One pastoral remains to mention, published at the very opening of the year 1600, and spending its fine forest-aroma thenceforward all down the century. I mean Shakspeare’s play of “As You Like It.”
From beginning to end the grand old forest of Arden is astir overhead ; from beginning to end the brooks brawl in your ear; from beginning to end you smell the bruised ferns and the delicatescented wood-flowers. It is Theocritus again, with the civilization of the added centuries contributing its spangles of reason, philosophy, and grace. Who among all the short - kirtled damsels of all the eclogues will match us this fair, lithe, witty, capricious, mirthful, buxom Rosalind? Nowhere in books have we met with her like, — but only at some long-gone picnic in the woods, where we worshipped “blushing sixteen” in dainty boots and white muslin. There, too, we met a match for sighing Orlando, — mirrored in the water; there, too, some diluted Jaques may have “ moralized ” the excursion for next day’s “ Courier,” and some lout of a Touchstone (there are always such in picnics) passed the ices, made poor puns, and won more than his share of the smiles.
Walton is English all over: but “ As You Like It” is as broad as the sky, or love, or folly, or hope.
- Reliq. Wotton., p. 317, et seq.↩
- Of clay he says, “ It is a cursed step-dame to almost all vegetation, as having few or no meatuses for the percolation of alimental showers.”↩

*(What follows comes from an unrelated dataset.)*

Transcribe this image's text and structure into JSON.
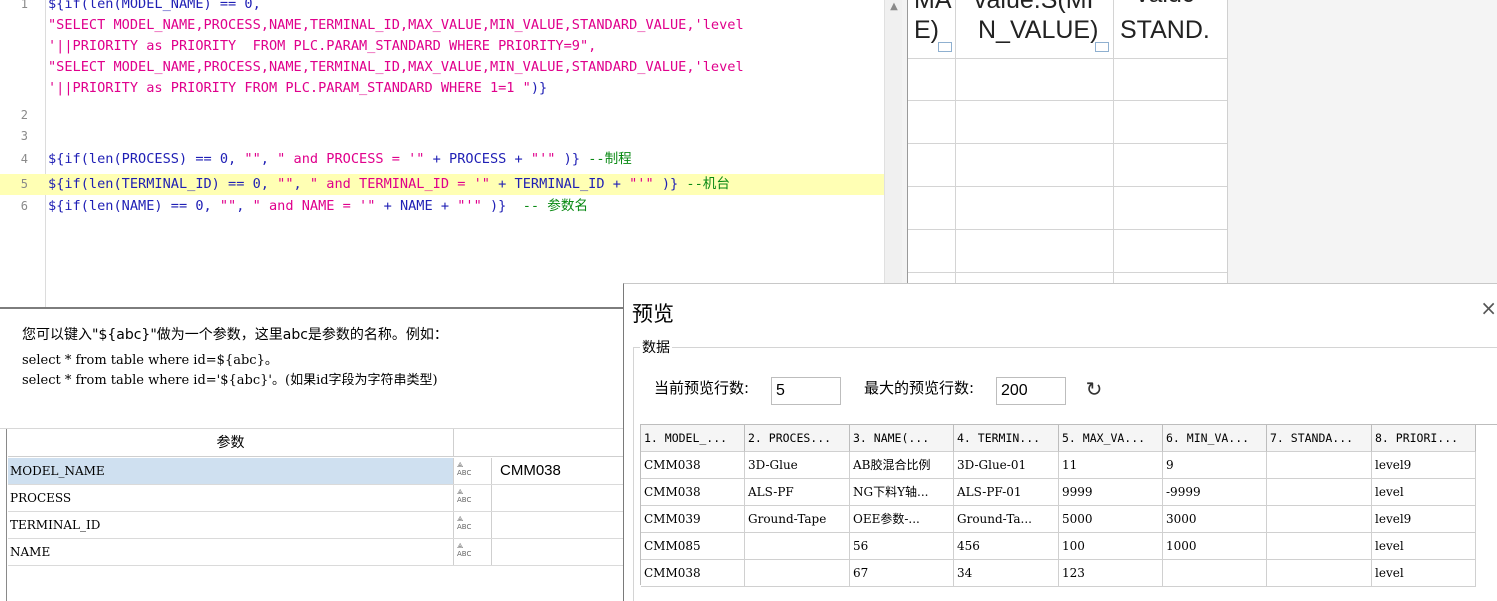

- Sir William Temple gives this list of his pears:—Blanquet, Robin, Rousselet, Pepin, Jargonel; and for autumn: Buree, Vertlongue, and Bergamot.↩